 Often the best way to detect and observe bats is using a ‘Bat Detector’ while there is still some light in the evening sky. This is something done regularly on the very popular ‘Bat and Glow-worm Evenings’ in early July. The bat detector simply picks up the ultra-sound from the bat and lowers it into the range of human hearing. By identifying the frequency of the sound and studying its nature it is often possible to identify the type of bat and also gain further knowledge of its feeding habits. Almost all of the bats detected in this way on the reserve have been the common pipistrelle at a frequency of 45 kHz; only on one occasion has the bat detector detected pulses at 55 kHz indicating a soprano pipistrelle.


Mating takes place in the autumn, just before hibernation, but the sperm does not fertilise the female's egg cells until the spring - this is called delayed implantation. Once the embryo starts to grow, its development depends on the weather and the food supply. It will stop developing if conditions are poor. Female pipistrelles form their own nursery colonies in early summer, often in a roof space behind tiles. At this time the males roost in separate small colonies, only joining the females during the autumn and winter months. Gestation is normally 44 - 50 days and usually only one baby is born in June. The baby bats are tiny, hairless and blind for about a week. Warmth is very important and the warmer they are the faster they grow. Being mammals, the young are fed on mothers’ milk and are weaned and ready to fly independently at three weeks old. The females reach sexual maturity in one year and the males in two years.

Protecting the pipistrelle

Although the pipistrelle is the commonest bat in Britain and the smallest, most widespread and abundant bat in Europe, it has been declining over the years along with all other bats. The 14 species of British bat are all protected under the Wildlife and Countryside Act. If any of them have made a home in your roof it is against the law to interfere with them. They do no harm to you or your property - so there is no need to worry if you have resident bats!

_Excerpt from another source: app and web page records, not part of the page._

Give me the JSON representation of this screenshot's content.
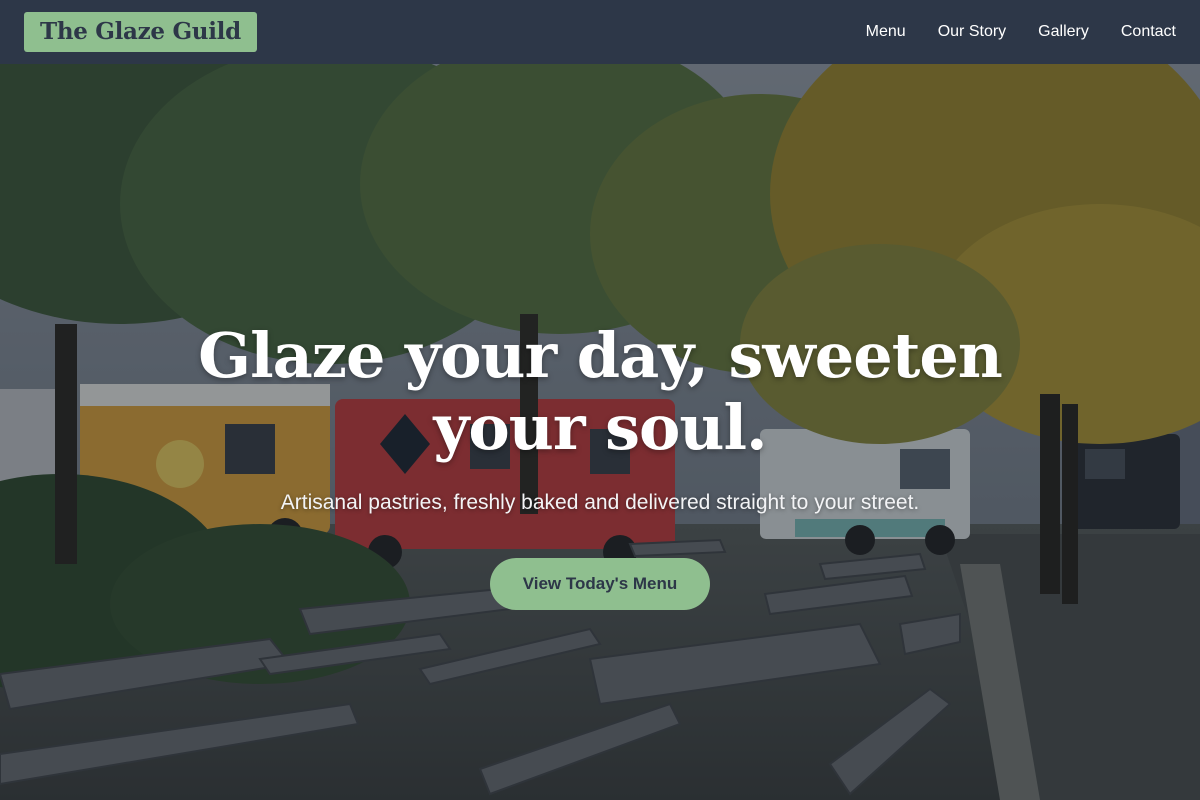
{
  "header": {
    "brand": "The Glaze Guild",
    "nav": [
      {
        "label": "Menu"
      },
      {
        "label": "Our Story"
      },
      {
        "label": "Gallery"
      },
      {
        "label": "Contact"
      }
    ]
  },
  "hero": {
    "headline": "Glaze your day, sweeten your soul.",
    "subheadline": "Artisanal pastries, freshly baked and delivered straight to your street.",
    "cta_label": "View Today's Menu",
    "background_description": "food trucks parked behind rows of wooden picnic tables under green and yellow trees"
  },
  "colors": {
    "header_bg": "#2d3748",
    "accent": "#8fbf8f",
    "accent_text": "#2d3748",
    "text_light": "#ffffff"
  }
}
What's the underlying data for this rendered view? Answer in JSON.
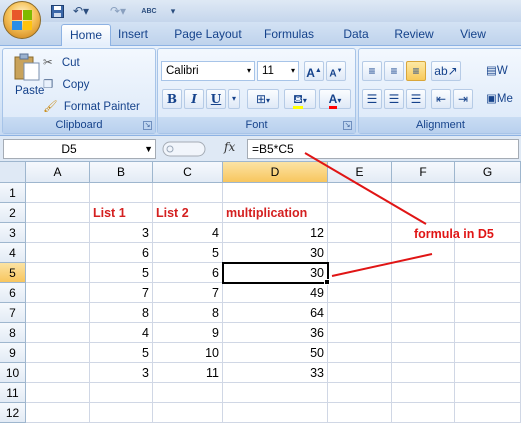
{
  "qat": {
    "save_icon": "save-icon",
    "undo_icon": "undo-icon",
    "redo_icon": "redo-icon",
    "spelling_icon": "spelling-icon",
    "spelling_label": "ABC",
    "customize_icon": "customize-qat-icon"
  },
  "tabs": [
    {
      "label": "Home",
      "active": true
    },
    {
      "label": "Insert"
    },
    {
      "label": "Page Layout"
    },
    {
      "label": "Formulas"
    },
    {
      "label": "Data"
    },
    {
      "label": "Review"
    },
    {
      "label": "View"
    }
  ],
  "ribbon": {
    "clipboard": {
      "group_label": "Clipboard",
      "paste_label": "Paste",
      "cut_label": "Cut",
      "copy_label": "Copy",
      "format_painter_label": "Format Painter"
    },
    "font": {
      "group_label": "Font",
      "font_name": "Calibri",
      "font_size": "11",
      "bold": "B",
      "italic": "I",
      "underline": "U",
      "font_color_glyph": "A"
    },
    "alignment": {
      "group_label": "Alignment",
      "wrap_label": "W",
      "merge_label": "Me"
    }
  },
  "formula_bar": {
    "name_box": "D5",
    "fx": "fx",
    "formula": "=B5*C5"
  },
  "grid": {
    "columns": [
      "A",
      "B",
      "C",
      "D",
      "E",
      "F",
      "G"
    ],
    "selected_column": "D",
    "selected_row": 5,
    "rows": [
      "1",
      "2",
      "3",
      "4",
      "5",
      "6",
      "7",
      "8",
      "9",
      "10",
      "11",
      "12"
    ],
    "headers": {
      "B": "List 1",
      "C": "List 2",
      "D": "multiplication"
    },
    "data": [
      {
        "row": 3,
        "B": "3",
        "C": "4",
        "D": "12"
      },
      {
        "row": 4,
        "B": "6",
        "C": "5",
        "D": "30"
      },
      {
        "row": 5,
        "B": "5",
        "C": "6",
        "D": "30"
      },
      {
        "row": 6,
        "B": "7",
        "C": "7",
        "D": "49"
      },
      {
        "row": 7,
        "B": "8",
        "C": "8",
        "D": "64"
      },
      {
        "row": 8,
        "B": "4",
        "C": "9",
        "D": "36"
      },
      {
        "row": 9,
        "B": "5",
        "C": "10",
        "D": "50"
      },
      {
        "row": 10,
        "B": "3",
        "C": "11",
        "D": "33"
      }
    ]
  },
  "annotation": {
    "label": "formula in D5",
    "color": "#e01515"
  },
  "colors": {
    "header_text": "#d42020",
    "selection_highlight": "#f8c65e"
  }
}
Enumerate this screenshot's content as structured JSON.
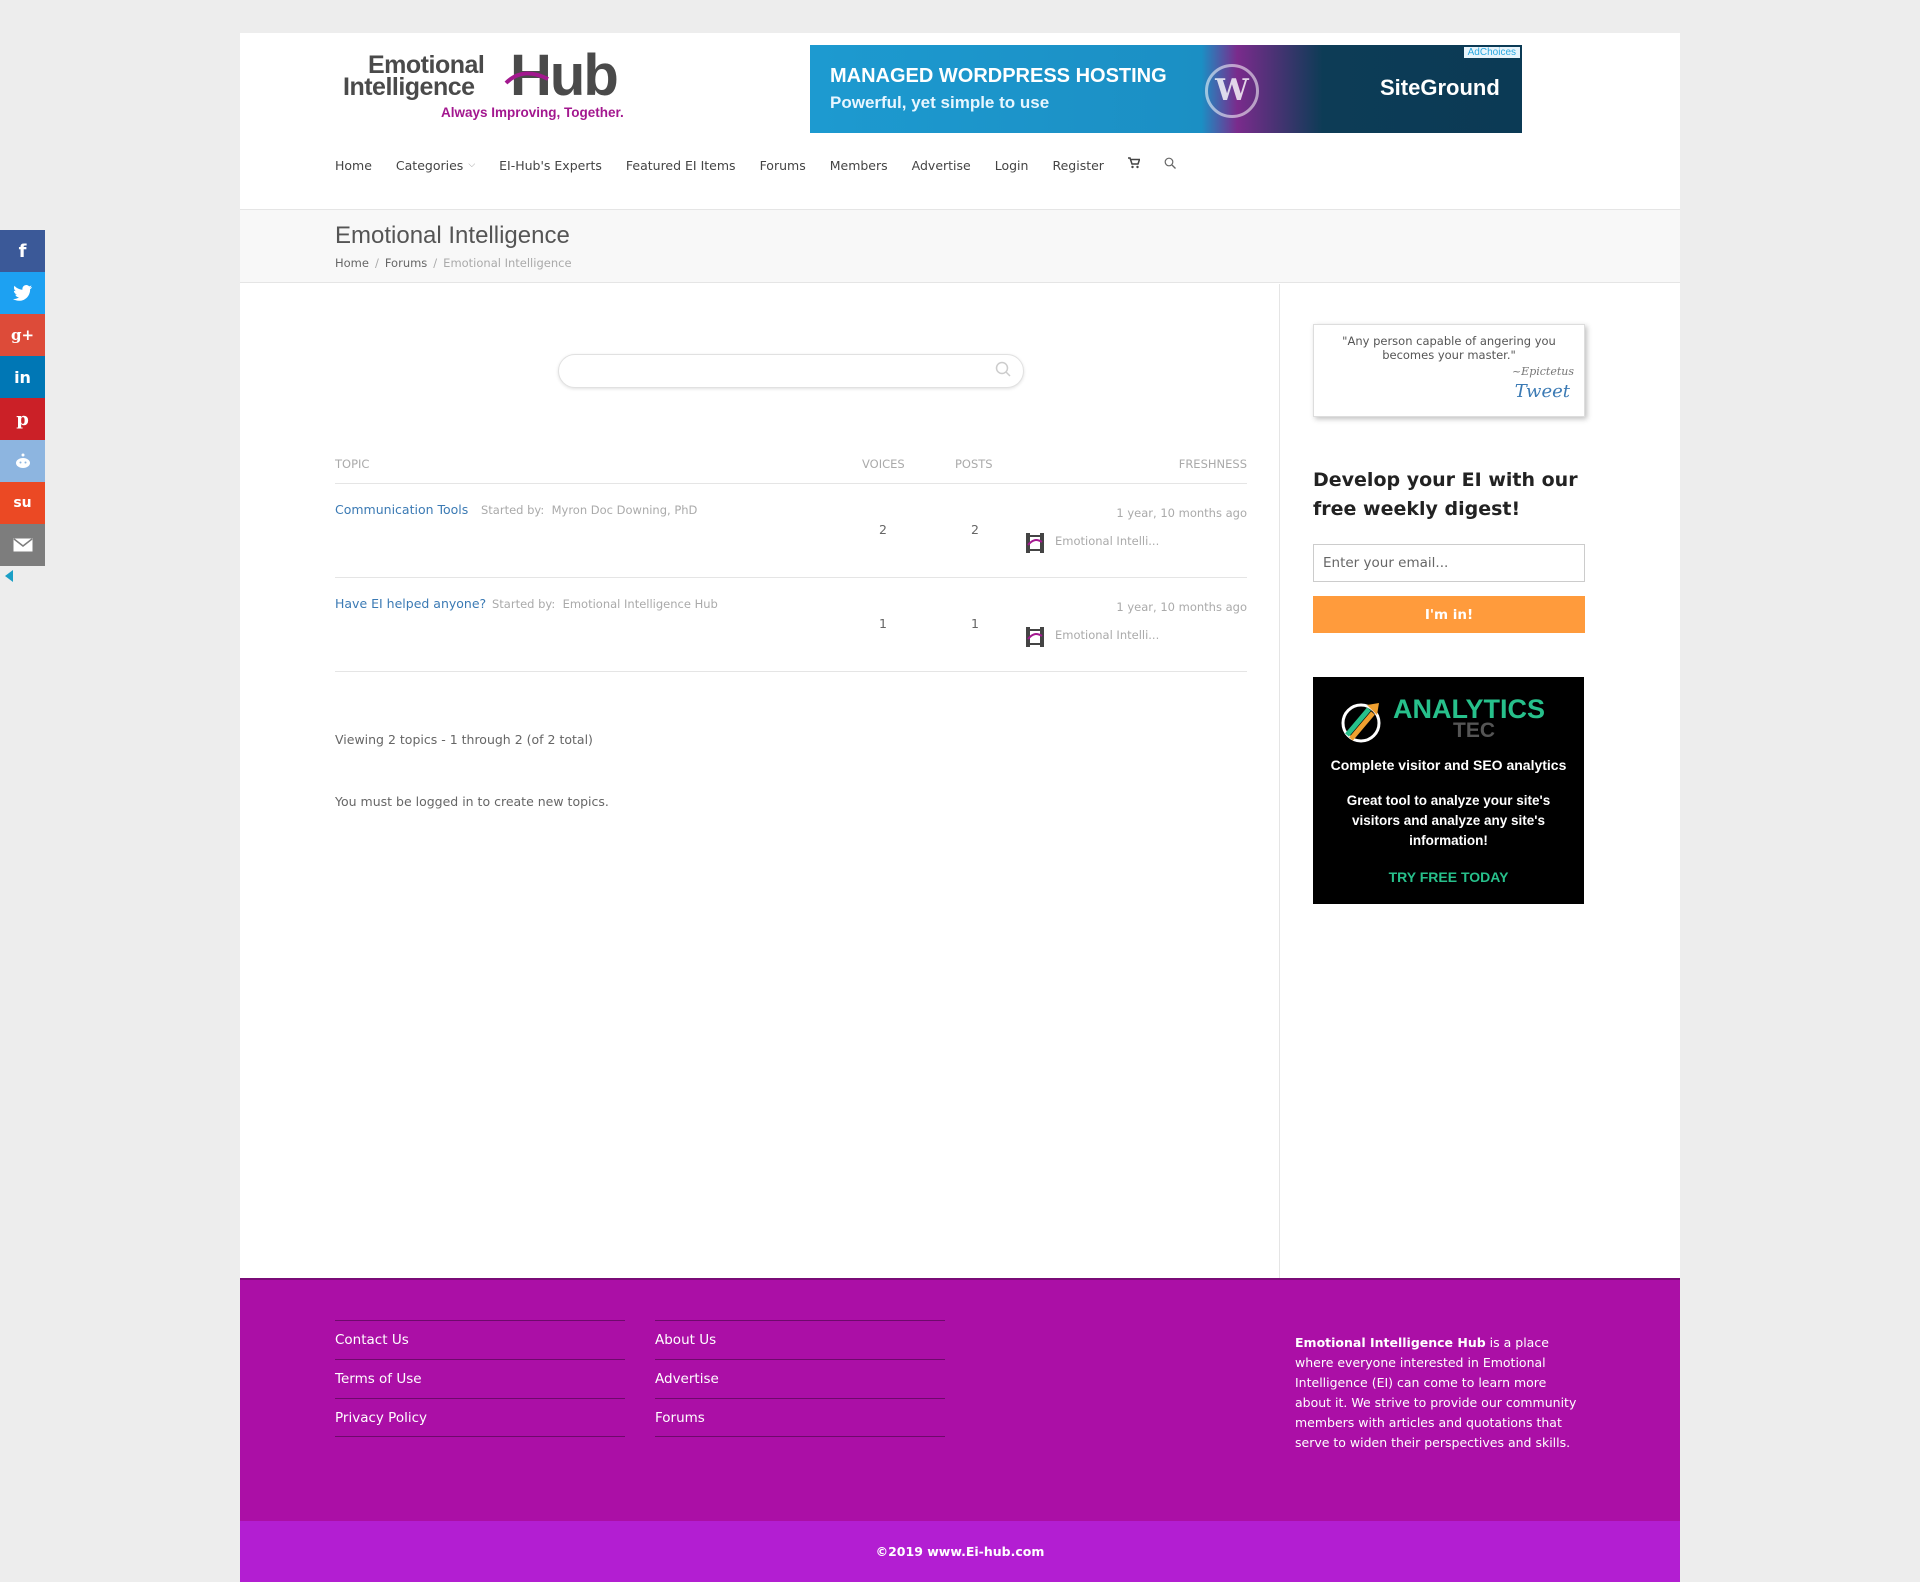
{
  "logo": {
    "line1": "Emotional",
    "line2": "Intelligence",
    "hub": "Hub",
    "tagline": "Always Improving, Together."
  },
  "header_ad": {
    "headline": "MANAGED WORDPRESS HOSTING",
    "subline": "Powerful, yet simple to use",
    "brand": "SiteGround",
    "adchoices": "AdChoices"
  },
  "nav": {
    "items": [
      "Home",
      "Categories",
      "EI-Hub's Experts",
      "Featured EI Items",
      "Forums",
      "Members",
      "Advertise",
      "Login",
      "Register"
    ],
    "cart_icon": "shopping-cart-icon",
    "search_icon": "search-icon"
  },
  "page": {
    "title": "Emotional Intelligence",
    "breadcrumb": [
      "Home",
      "Forums",
      "Emotional Intelligence"
    ]
  },
  "search": {
    "placeholder": ""
  },
  "forum": {
    "columns": {
      "topic": "TOPIC",
      "voices": "VOICES",
      "posts": "POSTS",
      "freshness": "FRESHNESS"
    },
    "started_by_label": "Started by:",
    "topics": [
      {
        "title": "Communication Tools",
        "author": "Myron Doc Downing, PhD",
        "voices": "2",
        "posts": "2",
        "freshness": "1 year, 10 months ago",
        "last_user": "Emotional Intelli..."
      },
      {
        "title": "Have EI helped anyone?",
        "author": "Emotional Intelligence Hub",
        "voices": "1",
        "posts": "1",
        "freshness": "1 year, 10 months ago",
        "last_user": "Emotional Intelli..."
      }
    ],
    "pagination": "Viewing 2 topics - 1 through 2 (of 2 total)",
    "notice": "You must be logged in to create new topics."
  },
  "sidebar": {
    "quote": {
      "text": "\"Any person capable of angering you becomes your master.\"",
      "author": "~Epictetus",
      "tweet": "Tweet"
    },
    "newsletter": {
      "heading": "Develop your EI with our free weekly digest!",
      "placeholder": "Enter your email...",
      "button": "I'm in!"
    },
    "ad": {
      "brand": "ANALYTICS",
      "brand_sub": "TEC",
      "line1": "Complete visitor and SEO analytics",
      "line2": "Great tool to analyze your site's visitors and analyze any site's information!",
      "cta": "TRY FREE TODAY"
    }
  },
  "footer": {
    "col1": [
      "Contact Us",
      "Terms of Use",
      "Privacy Policy"
    ],
    "col2": [
      "About Us",
      "Advertise",
      "Forums"
    ],
    "about_bold": "Emotional Intelligence Hub",
    "about_rest": " is a place where everyone interested in Emotional Intelligence (EI) can come to learn more about it. We strive to provide our community members with articles and quotations that serve to widen their perspectives and skills.",
    "copyright": "©2019 www.Ei-hub.com"
  },
  "social": {
    "buttons": [
      {
        "name": "facebook-icon",
        "glyph": "f",
        "color": "#3b5998"
      },
      {
        "name": "twitter-icon",
        "glyph": "t",
        "color": "#1da1f2"
      },
      {
        "name": "google-plus-icon",
        "glyph": "g+",
        "color": "#dd4b39"
      },
      {
        "name": "linkedin-icon",
        "glyph": "in",
        "color": "#0077b5"
      },
      {
        "name": "pinterest-icon",
        "glyph": "p",
        "color": "#cb2027"
      },
      {
        "name": "reddit-icon",
        "glyph": "☺",
        "color": "#8db5e0"
      },
      {
        "name": "stumbleupon-icon",
        "glyph": "su",
        "color": "#eb4924"
      },
      {
        "name": "email-icon",
        "glyph": "✉",
        "color": "#7d7d7d"
      }
    ]
  },
  "colors": {
    "footer": "#ab0fa6",
    "copyright_bar": "#b31ed2",
    "accent_button": "#ff9b3c",
    "link": "#3b7ab4"
  }
}
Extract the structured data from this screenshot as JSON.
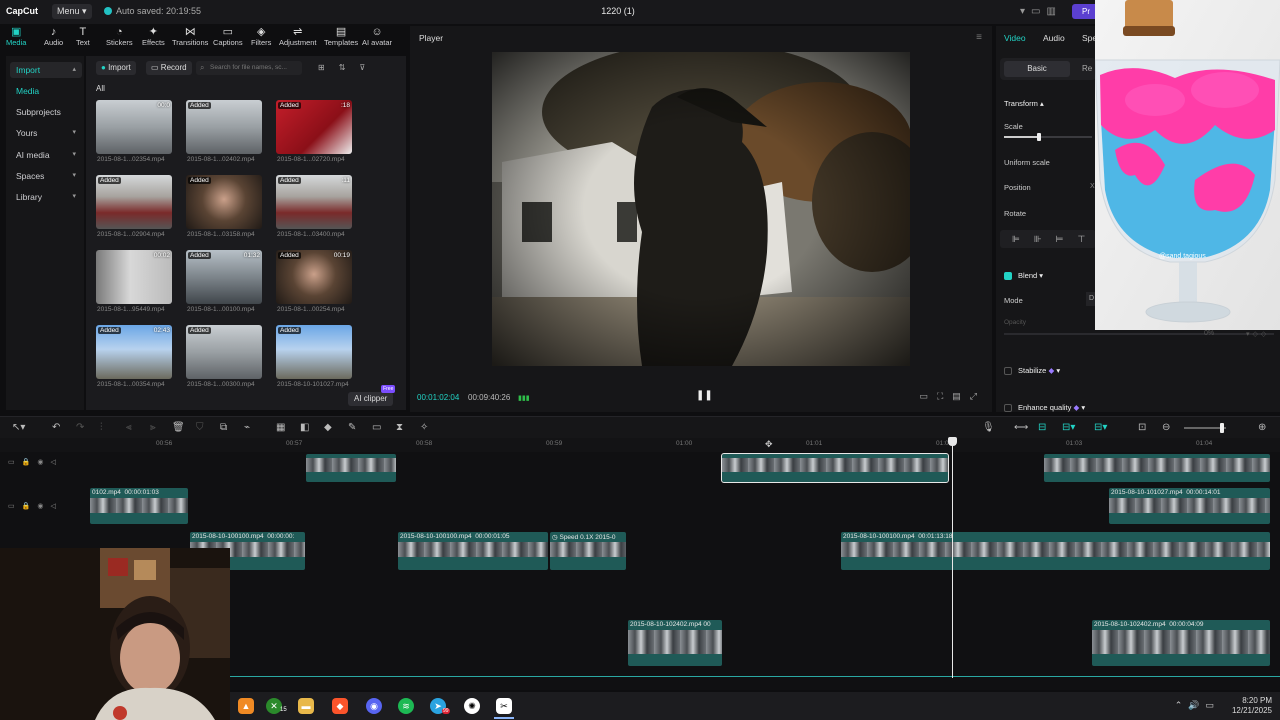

The widespread use of organochlorine pesticides, such as DDT, in the 1960s, drastically reduced insect populations thus depriving bats of food - they may also have eaten insects poisoned with chemicals. Over the years the habitats e.g. hedges, ponds and old grassland, where bats like to hunt have declined in number and they have also lost many of their traditional roosting places, such as hollow trees.